→ **PROBLEM REQUIREMENTS**: Every entry needs to be repeated exactly, with nothing left out.

→ **DATA IN THIS EXERCISE**:
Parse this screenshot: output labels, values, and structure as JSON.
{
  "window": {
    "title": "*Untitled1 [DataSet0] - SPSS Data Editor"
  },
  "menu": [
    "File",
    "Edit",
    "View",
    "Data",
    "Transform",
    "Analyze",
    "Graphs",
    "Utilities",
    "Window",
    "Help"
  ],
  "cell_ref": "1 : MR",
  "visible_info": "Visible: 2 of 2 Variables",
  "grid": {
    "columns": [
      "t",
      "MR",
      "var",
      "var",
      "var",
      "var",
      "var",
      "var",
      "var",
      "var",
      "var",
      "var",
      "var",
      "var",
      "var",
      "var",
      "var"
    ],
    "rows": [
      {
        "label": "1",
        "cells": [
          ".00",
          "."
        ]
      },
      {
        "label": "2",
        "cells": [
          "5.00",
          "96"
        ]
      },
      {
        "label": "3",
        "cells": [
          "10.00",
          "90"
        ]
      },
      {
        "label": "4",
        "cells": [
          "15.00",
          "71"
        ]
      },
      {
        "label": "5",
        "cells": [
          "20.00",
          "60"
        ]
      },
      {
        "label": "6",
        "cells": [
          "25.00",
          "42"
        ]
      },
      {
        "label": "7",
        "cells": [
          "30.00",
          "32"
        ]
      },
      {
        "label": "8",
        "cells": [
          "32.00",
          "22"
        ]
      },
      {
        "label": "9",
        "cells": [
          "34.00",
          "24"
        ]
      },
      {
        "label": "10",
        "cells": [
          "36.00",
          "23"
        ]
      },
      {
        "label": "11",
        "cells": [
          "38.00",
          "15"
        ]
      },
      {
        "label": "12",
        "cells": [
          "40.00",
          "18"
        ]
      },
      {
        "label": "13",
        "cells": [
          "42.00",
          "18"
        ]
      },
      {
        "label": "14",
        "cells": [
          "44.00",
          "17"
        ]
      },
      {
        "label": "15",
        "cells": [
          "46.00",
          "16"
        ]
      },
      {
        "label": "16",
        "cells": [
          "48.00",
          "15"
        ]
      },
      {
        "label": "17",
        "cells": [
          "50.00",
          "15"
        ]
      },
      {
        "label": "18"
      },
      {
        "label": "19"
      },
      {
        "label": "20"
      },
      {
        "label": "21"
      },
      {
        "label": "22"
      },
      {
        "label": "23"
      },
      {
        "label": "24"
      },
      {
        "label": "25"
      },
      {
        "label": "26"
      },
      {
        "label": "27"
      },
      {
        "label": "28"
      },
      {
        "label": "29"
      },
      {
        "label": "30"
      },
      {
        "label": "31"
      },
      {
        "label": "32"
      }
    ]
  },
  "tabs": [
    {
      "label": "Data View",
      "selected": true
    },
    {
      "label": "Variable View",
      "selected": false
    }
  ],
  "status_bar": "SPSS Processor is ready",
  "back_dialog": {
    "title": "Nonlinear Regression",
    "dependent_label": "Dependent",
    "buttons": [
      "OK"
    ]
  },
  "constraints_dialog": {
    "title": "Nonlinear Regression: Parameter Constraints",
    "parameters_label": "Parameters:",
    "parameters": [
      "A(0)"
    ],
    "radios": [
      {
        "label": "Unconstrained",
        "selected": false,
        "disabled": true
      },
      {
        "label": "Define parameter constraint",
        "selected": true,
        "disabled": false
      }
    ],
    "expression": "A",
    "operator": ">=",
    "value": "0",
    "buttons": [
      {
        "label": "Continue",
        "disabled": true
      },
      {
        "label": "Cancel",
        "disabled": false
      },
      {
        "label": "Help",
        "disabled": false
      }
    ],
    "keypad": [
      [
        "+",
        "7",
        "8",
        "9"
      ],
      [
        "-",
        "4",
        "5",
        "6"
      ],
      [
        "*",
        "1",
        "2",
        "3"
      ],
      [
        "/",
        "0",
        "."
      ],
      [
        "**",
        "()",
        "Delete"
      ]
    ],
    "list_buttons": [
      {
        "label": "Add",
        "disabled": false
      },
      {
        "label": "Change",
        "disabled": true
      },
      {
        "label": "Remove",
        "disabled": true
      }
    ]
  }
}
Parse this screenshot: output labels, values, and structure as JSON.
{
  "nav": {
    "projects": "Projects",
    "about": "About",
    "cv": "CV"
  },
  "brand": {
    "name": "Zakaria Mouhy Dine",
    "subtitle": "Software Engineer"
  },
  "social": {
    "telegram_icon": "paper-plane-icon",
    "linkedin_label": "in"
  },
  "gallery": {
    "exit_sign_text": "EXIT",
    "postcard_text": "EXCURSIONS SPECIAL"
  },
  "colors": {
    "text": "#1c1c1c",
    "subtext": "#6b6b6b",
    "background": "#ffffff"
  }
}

→ **WRITTEN RESPONSE**:
Parse this screenshot: output labels, values, and structure as JSON.
{
  "window": {
    "title": "*Untitled1 [DataSet0] - SPSS Data Editor"
  },
  "menu": [
    "File",
    "Edit",
    "View",
    "Data",
    "Transform",
    "Analyze",
    "Graphs",
    "Utilities",
    "Window",
    "Help"
  ],
  "cell_ref": "1 : MR",
  "visible_info": "Visible: 2 of 2 Variables",
  "grid": {
    "columns": [
      "t",
      "MR",
      "var",
      "var",
      "var",
      "var",
      "var",
      "var",
      "var",
      "var",
      "var",
      "var",
      "var",
      "var",
      "var",
      "var",
      "var"
    ],
    "rows": [
      {
        "label": "1",
        "cells": [
          ".00",
          "."
        ]
      },
      {
        "label": "2",
        "cells": [
          "5.00",
          "96"
        ]
      },
      {
        "label": "3",
        "cells": [
          "10.00",
          "90"
        ]
      },
      {
        "label": "4",
        "cells": [
          "15.00",
          "71"
        ]
      },
      {
        "label": "5",
        "cells": [
          "20.00",
          "60"
        ]
      },
      {
        "label": "6",
        "cells": [
          "25.00",
          "42"
        ]
      },
      {
        "label": "7",
        "cells": [
          "30.00",
          "32"
        ]
      },
      {
        "label": "8",
        "cells": [
          "32.00",
          "22"
        ]
      },
      {
        "label": "9",
        "cells": [
          "34.00",
          "24"
        ]
      },
      {
        "label": "10",
        "cells": [
          "36.00",
          "23"
        ]
      },
      {
        "label": "11",
        "cells": [
          "38.00",
          "15"
        ]
      },
      {
        "label": "12",
        "cells": [
          "40.00",
          "18"
        ]
      },
      {
        "label": "13",
        "cells": [
          "42.00",
          "18"
        ]
      },
      {
        "label": "14",
        "cells": [
          "44.00",
          "17"
        ]
      },
      {
        "label": "15",
        "cells": [
          "46.00",
          "16"
        ]
      },
      {
        "label": "16",
        "cells": [
          "48.00",
          "15"
        ]
      },
      {
        "label": "17",
        "cells": [
          "50.00",
          "15"
        ]
      },
      {
        "label": "18"
      },
      {
        "label": "19"
      },
      {
        "label": "20"
      },
      {
        "label": "21"
      },
      {
        "label": "22"
      },
      {
        "label": "23"
      },
      {
        "label": "24"
      },
      {
        "label": "25"
      },
      {
        "label": "26"
      },
      {
        "label": "27"
      },
      {
        "label": "28"
      },
      {
        "label": "29"
      },
      {
        "label": "30"
      },
      {
        "label": "31"
      },
      {
        "label": "32"
      }
    ]
  },
  "tabs": [
    {
      "label": "Data View",
      "selected": true
    },
    {
      "label": "Variable View",
      "selected": false
    }
  ],
  "status_bar": "SPSS Processor is ready",
  "back_dialog": {
    "title": "Nonlinear Regression",
    "dependent_label": "Dependent",
    "buttons": [
      "OK"
    ]
  },
  "constraints_dialog": {
    "title": "Nonlinear Regression: Parameter Constraints",
    "parameters_label": "Parameters:",
    "parameters": [
      "A(0)"
    ],
    "radios": [
      {
        "label": "Unconstrained",
        "selected": false,
        "disabled": true
      },
      {
        "label": "Define parameter constraint",
        "selected": true,
        "disabled": false
      }
    ],
    "expression": "A",
    "operator": ">=",
    "value": "0",
    "buttons": [
      {
        "label": "Continue",
        "disabled": true
      },
      {
        "label": "Cancel",
        "disabled": false
      },
      {
        "label": "Help",
        "disabled": false
      }
    ],
    "keypad": [
      [
        "+",
        "7",
        "8",
        "9"
      ],
      [
        "-",
        "4",
        "5",
        "6"
      ],
      [
        "*",
        "1",
        "2",
        "3"
      ],
      [
        "/",
        "0",
        "."
      ],
      [
        "**",
        "()",
        "Delete"
      ]
    ],
    "list_buttons": [
      {
        "label": "Add",
        "disabled": false
      },
      {
        "label": "Change",
        "disabled": true
      },
      {
        "label": "Remove",
        "disabled": true
      }
    ]
  }
}
Parse this screenshot: output labels, values, and structure as JSON.
{
  "nav": {
    "projects": "Projects",
    "about": "About",
    "cv": "CV"
  },
  "brand": {
    "name": "Zakaria Mouhy Dine",
    "subtitle": "Software Engineer"
  },
  "social": {
    "telegram_icon": "paper-plane-icon",
    "linkedin_label": "in"
  },
  "gallery": {
    "exit_sign_text": "EXIT",
    "postcard_text": "EXCURSIONS SPECIAL"
  },
  "colors": {
    "text": "#1c1c1c",
    "subtext": "#6b6b6b",
    "background": "#ffffff"
  }
}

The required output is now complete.